fbpx Skip to main content

In this MD Newsline exclusive interview with pulmonologist and critical care physician Dr. Komal Parikh, we discuss treatment strategies for patients with severe asthma and how to avoid asthma exacerbations and emergency visits for asthma.

MD Newsline:

How can we equip patients to avoid asthma exacerbations and emergency visits for asthma?

Dr. Komal Parikh:

“I think this comes down to establishing a rapport with the patient. A lot of pulmonologists will see patients starting at age 18 and then for the rest of their lives, ideally. And having that rapport and giving that trust to the patient and telling them, ‘if you feel like you’re having an asthma exacerbation, come to the clinic first.’

Constant reiteration of that point and education make it easier for patients to call up their pulmonologist or call up the clinic and say, ‘I’m not feeling well. I’d like to get seen in clinic today.’ A lot of pulmonologists will make access very easy for these patients and plug them into their clinic.

And we can give injections, steroids, [and] nebulizer treatments in clinic. So educating patients on these points and having them come to clinic first, making sure that understanding is achieved, and having that asthma action plan—all of those steps together can help in making sure that we avoid these ED visits.”

 

MD Newsline:

What is your treatment strategy for patients with severe asthma?

Dr. Komal Parikh:

“For patients with severe asthma, I tend to give them a little bit more attention because, for a lot of these patients, the severity of their asthma is very, very debilitating. I have some patients that don’t even leave their house, or they can’t even live in their house because they have asthma exacerbations in their own living situation.

You May Also Like::  The Real Effects Of Chemicals In Tobacco Products On Patient Health

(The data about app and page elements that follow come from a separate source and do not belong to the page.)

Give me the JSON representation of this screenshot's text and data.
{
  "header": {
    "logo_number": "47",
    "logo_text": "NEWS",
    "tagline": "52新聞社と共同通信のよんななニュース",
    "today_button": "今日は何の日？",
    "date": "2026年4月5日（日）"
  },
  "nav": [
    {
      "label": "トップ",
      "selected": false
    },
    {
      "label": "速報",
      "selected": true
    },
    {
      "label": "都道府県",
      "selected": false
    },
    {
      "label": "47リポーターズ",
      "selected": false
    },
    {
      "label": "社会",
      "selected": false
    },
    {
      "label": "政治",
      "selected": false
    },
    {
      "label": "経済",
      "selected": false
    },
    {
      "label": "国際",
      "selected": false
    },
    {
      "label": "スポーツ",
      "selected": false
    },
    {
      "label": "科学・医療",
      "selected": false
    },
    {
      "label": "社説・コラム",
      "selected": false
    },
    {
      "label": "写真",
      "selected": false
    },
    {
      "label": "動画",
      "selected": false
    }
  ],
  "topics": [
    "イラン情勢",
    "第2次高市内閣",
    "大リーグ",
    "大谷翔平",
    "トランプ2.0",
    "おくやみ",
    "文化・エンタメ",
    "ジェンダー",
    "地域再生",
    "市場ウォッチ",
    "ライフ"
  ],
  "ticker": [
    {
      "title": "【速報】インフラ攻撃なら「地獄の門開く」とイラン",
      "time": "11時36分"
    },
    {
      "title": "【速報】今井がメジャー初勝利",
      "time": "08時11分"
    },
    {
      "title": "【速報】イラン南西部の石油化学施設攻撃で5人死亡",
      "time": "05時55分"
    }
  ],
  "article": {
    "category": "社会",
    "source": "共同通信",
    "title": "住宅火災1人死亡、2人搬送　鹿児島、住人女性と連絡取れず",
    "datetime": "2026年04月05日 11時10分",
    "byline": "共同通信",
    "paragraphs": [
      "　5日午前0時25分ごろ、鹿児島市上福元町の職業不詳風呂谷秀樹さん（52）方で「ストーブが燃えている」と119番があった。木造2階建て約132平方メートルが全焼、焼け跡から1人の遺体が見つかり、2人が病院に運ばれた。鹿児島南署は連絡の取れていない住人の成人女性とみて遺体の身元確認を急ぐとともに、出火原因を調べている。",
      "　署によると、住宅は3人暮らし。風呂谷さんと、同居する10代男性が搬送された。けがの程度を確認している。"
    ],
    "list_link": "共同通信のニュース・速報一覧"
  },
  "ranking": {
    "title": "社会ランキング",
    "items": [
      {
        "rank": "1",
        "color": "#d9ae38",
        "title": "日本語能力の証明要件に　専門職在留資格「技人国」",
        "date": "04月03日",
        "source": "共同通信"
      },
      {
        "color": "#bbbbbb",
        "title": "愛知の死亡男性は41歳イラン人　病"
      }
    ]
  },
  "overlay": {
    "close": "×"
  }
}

So all of these patients get a very thorough workup along with the typical HPI, getting an accurate history, getting a good idea of what their triggers and exacerbations are like. Seeing what helps them, what makes them better. Then, aside from all of that, I work them up with a full CBC, checking eosinophils, IgE levels, a RAST (radioallergosorbent) panel, and I do allergy testing.

And after maximal inhaler therapy, including an inhaled corticosteroid and then a LAMA (long-acting muscarinic antagonist) and a LABA (long-acting beta-agonist), I’ll consider immunotherapy. So at that point, we’ll talk about the biologics and targeting different cytokines and other markers of inflammation in these patients.”

 

Responses have been condensed and lightly edited.

Share this article